Tammuz corresponds to the Sumerian deity Dumuzi, who figures prominently in myths, sacred marriage texts, and laments. Largely a tragic figure, he is the lover of the goddess Inanna who consigned him to the netherworld. The presence of two kings named Dumuzi in the Sumerian King List, one before the flood and one after, suggests that there may have been a historical person with that name.
Much of the early scholarly attention concerning Tammuz focused on James G. Frazier's interpretation (The Golden Bough), in which Tammuz was connected to the motif of the dying god. In this understanding, now largely abandoned, the death and resurrection of the god corresponds to the seasonal cycle with its alternation of decay and revival of plant life.
In the single biblical occurrence of Tammuz (Ezek. 8.14), the prophet sees women at the Temple court weeping for Tammuz.

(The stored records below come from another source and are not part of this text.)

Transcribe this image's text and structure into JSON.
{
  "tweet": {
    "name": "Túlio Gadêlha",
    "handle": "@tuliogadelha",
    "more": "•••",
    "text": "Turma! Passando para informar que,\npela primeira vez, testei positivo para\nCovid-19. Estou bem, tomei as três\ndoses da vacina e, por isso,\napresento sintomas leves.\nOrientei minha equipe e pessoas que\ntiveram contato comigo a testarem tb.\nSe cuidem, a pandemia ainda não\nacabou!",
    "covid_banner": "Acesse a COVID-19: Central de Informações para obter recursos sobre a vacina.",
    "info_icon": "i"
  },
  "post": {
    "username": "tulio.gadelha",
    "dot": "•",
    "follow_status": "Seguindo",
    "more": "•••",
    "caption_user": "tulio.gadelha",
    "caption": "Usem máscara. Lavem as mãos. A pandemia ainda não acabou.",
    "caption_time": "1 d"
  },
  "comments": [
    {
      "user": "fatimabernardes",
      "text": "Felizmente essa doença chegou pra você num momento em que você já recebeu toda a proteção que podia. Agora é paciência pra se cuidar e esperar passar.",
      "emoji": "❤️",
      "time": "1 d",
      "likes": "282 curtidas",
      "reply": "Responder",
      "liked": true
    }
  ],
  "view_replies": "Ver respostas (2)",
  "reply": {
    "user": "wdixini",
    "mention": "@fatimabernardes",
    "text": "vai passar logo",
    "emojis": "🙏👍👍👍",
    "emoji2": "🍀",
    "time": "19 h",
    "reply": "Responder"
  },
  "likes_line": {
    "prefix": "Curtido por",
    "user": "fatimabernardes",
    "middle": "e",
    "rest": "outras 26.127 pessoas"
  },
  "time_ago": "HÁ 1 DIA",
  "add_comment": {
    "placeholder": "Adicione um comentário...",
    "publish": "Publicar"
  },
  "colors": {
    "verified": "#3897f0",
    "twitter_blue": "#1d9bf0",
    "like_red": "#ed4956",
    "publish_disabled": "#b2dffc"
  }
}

The ample first‐millennium BCE cuneiform documentation pertaining to mourning rites for Dumuzi provides a suitable backdrop for the passage in Ezekiel.
In Judaism, the fourth month of the year (June/July) is called Tammuz.
James H. Platt